* About this exercise: Write every entry out again exactly, please, and skip the pictures.

-------------------------

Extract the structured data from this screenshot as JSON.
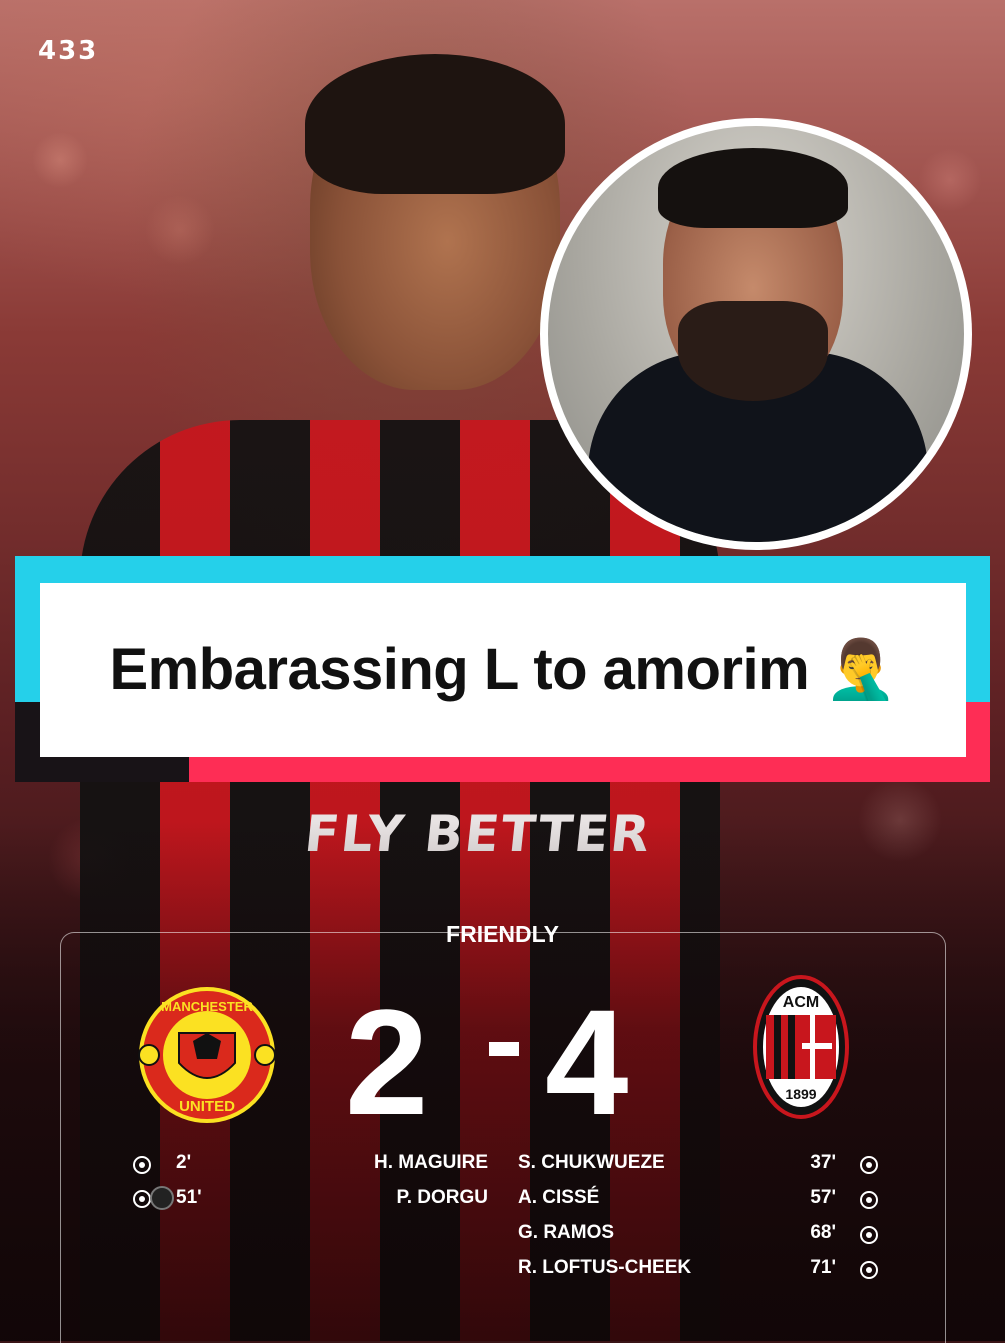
{
  "brand": {
    "logo_text": "433"
  },
  "caption": {
    "text": "Embarassing L to amorim 🤦‍♂️"
  },
  "photo": {
    "shirt_slogan": "FLY BETTER"
  },
  "match": {
    "competition": "FRIENDLY",
    "home": {
      "name": "MANCHESTER UNITED",
      "crest_top": "MANCHESTER",
      "crest_bottom": "UNITED",
      "score": "2"
    },
    "away": {
      "name": "AC MILAN",
      "crest_top": "ACM",
      "crest_year": "1899",
      "score": "4"
    },
    "separator": "-",
    "home_goals": [
      {
        "minute": "2'",
        "player": "H. MAGUIRE"
      },
      {
        "minute": "51'",
        "player": "P. DORGU"
      }
    ],
    "away_goals": [
      {
        "player": "S. CHUKWUEZE",
        "minute": "37'"
      },
      {
        "player": "A. CISSÉ",
        "minute": "57'"
      },
      {
        "player": "G. RAMOS",
        "minute": "68'"
      },
      {
        "player": "R. LOFTUS-CHEEK",
        "minute": "71'"
      }
    ]
  },
  "colors": {
    "banner_cyan": "#25d0ea",
    "banner_red": "#fe2d55",
    "milan_red": "#c8161d",
    "united_red": "#da291c",
    "united_gold": "#fbe122"
  }
}
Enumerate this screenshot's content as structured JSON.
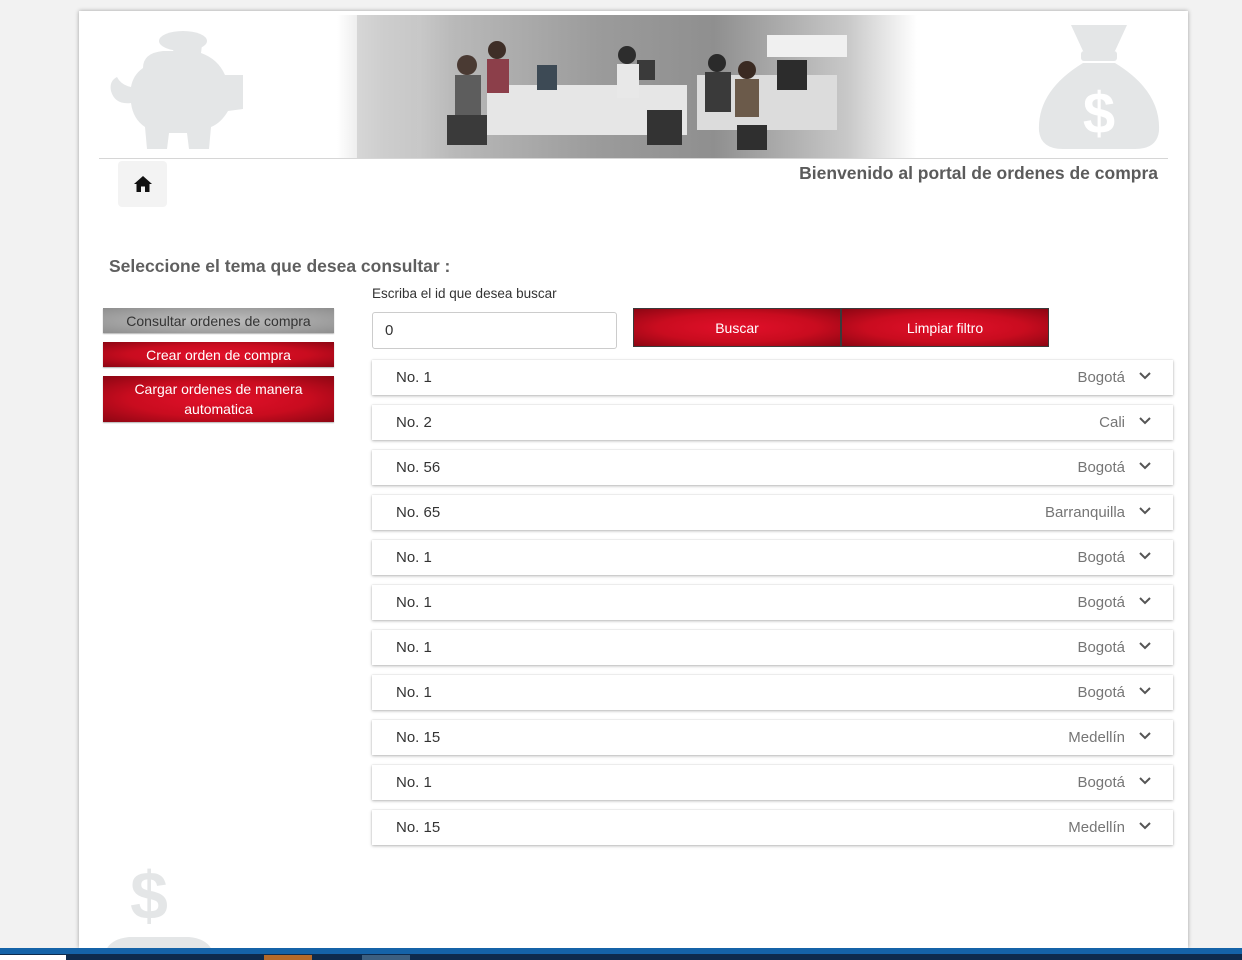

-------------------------

* Answer to this task:
Extract the structured data from this screenshot as JSON.
{
  "brand": {
    "logo_text": "433"
  },
  "caption": {
    "text": "Embarassing L to amorim 🤦‍♂️"
  },
  "photo": {
    "shirt_slogan": "FLY BETTER"
  },
  "match": {
    "competition": "FRIENDLY",
    "home": {
      "name": "MANCHESTER UNITED",
      "crest_top": "MANCHESTER",
      "crest_bottom": "UNITED",
      "score": "2"
    },
    "away": {
      "name": "AC MILAN",
      "crest_top": "ACM",
      "crest_year": "1899",
      "score": "4"
    },
    "separator": "-",
    "home_goals": [
      {
        "minute": "2'",
        "player": "H. MAGUIRE"
      },
      {
        "minute": "51'",
        "player": "P. DORGU"
      }
    ],
    "away_goals": [
      {
        "player": "S. CHUKWUEZE",
        "minute": "37'"
      },
      {
        "player": "A. CISSÉ",
        "minute": "57'"
      },
      {
        "player": "G. RAMOS",
        "minute": "68'"
      },
      {
        "player": "R. LOFTUS-CHEEK",
        "minute": "71'"
      }
    ]
  },
  "colors": {
    "banner_cyan": "#25d0ea",
    "banner_red": "#fe2d55",
    "milan_red": "#c8161d",
    "united_red": "#da291c",
    "united_gold": "#fbe122"
  }
}
Enumerate this screenshot's content as structured JSON.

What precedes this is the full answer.